Exercise directions:
Show every line in the entries below where the word "inalámbrica" appears.

[Dataset rows for apps and sites]
○ ○ ○

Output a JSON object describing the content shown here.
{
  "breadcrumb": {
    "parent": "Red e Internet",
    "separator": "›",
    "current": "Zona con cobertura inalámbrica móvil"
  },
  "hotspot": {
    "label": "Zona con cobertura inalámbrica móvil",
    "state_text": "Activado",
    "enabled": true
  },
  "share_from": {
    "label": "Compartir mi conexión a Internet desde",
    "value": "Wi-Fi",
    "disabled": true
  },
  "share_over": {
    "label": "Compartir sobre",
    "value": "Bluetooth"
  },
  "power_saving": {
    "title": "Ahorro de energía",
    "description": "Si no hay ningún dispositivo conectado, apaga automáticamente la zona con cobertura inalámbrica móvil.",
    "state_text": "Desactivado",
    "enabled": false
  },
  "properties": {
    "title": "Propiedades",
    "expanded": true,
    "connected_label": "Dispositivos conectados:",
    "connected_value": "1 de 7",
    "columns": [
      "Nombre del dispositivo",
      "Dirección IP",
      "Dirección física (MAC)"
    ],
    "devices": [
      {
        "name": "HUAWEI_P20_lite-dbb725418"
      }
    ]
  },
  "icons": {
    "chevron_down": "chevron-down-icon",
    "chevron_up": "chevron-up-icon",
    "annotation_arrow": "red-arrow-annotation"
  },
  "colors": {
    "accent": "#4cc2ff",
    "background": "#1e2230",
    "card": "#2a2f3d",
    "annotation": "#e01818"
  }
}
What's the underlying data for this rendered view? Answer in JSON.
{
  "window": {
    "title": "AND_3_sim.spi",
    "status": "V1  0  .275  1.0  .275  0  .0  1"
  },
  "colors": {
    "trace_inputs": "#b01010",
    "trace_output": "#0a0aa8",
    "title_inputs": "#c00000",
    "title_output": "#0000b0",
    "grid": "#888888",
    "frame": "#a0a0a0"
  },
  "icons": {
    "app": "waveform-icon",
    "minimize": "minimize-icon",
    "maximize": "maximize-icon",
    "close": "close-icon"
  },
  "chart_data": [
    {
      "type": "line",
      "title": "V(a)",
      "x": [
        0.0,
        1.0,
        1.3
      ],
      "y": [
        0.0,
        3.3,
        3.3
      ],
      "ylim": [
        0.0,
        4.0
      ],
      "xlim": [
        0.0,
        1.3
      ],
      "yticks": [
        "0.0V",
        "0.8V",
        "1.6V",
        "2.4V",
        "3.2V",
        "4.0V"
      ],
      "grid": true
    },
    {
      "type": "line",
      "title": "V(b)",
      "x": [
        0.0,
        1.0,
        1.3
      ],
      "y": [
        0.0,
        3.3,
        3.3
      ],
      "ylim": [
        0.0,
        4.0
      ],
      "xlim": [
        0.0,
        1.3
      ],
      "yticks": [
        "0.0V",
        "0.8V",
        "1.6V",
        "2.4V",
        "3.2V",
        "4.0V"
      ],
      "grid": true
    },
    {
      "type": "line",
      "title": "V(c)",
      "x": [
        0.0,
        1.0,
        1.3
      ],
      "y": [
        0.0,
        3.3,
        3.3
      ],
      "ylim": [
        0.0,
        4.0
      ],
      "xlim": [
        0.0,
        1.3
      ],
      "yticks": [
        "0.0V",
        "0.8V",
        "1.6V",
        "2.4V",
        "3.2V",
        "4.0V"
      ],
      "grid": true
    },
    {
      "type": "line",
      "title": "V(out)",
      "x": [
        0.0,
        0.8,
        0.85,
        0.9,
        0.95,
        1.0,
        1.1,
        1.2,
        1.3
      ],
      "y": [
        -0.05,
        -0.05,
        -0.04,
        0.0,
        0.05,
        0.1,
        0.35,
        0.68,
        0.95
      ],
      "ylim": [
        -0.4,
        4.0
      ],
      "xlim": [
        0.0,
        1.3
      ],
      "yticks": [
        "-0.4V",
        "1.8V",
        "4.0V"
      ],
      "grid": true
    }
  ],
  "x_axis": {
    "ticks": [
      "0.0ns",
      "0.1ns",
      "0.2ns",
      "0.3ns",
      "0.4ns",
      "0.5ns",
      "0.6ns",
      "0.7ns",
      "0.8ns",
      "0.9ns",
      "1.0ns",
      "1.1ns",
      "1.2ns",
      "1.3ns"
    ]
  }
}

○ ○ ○

Output of the exercise:
    "current": "Zona con cobertura inalámbrica móvil"
    "label": "Zona con cobertura inalámbrica móvil",
    "description": "Si no hay ningún dispositivo conectado, apaga automáticamente la zona con cobertura inalámbrica móvil.",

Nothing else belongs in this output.